▶ [Exercise aim] A verbatim copy of every entry is required. Produce it now.
═════ Task material
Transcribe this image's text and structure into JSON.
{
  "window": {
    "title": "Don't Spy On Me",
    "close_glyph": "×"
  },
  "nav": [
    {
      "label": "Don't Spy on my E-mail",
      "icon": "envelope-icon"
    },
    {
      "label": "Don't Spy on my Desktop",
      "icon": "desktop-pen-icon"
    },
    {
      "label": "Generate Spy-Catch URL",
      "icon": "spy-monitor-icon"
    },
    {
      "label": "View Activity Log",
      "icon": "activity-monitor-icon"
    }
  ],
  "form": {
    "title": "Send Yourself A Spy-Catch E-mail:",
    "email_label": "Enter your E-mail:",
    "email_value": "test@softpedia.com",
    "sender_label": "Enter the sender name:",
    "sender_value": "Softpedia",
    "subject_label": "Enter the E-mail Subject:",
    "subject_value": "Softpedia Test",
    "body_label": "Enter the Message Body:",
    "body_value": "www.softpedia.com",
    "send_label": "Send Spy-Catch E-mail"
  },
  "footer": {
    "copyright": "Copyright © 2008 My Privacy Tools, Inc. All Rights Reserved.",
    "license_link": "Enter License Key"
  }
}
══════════
▶ [Answer below]
Transcribe this image's text and structure into JSON.
{
  "window": {
    "title": "Don't Spy On Me",
    "close_glyph": "×"
  },
  "nav": [
    {
      "label": "Don't Spy on my E-mail",
      "icon": "envelope-icon"
    },
    {
      "label": "Don't Spy on my Desktop",
      "icon": "desktop-pen-icon"
    },
    {
      "label": "Generate Spy-Catch URL",
      "icon": "spy-monitor-icon"
    },
    {
      "label": "View Activity Log",
      "icon": "activity-monitor-icon"
    }
  ],
  "form": {
    "title": "Send Yourself A Spy-Catch E-mail:",
    "email_label": "Enter your E-mail:",
    "email_value": "test@softpedia.com",
    "sender_label": "Enter the sender name:",
    "sender_value": "Softpedia",
    "subject_label": "Enter the E-mail Subject:",
    "subject_value": "Softpedia Test",
    "body_label": "Enter the Message Body:",
    "body_value": "www.softpedia.com",
    "send_label": "Send Spy-Catch E-mail"
  },
  "footer": {
    "copyright": "Copyright © 2008 My Privacy Tools, Inc. All Rights Reserved.",
    "license_link": "Enter License Key"
  }
}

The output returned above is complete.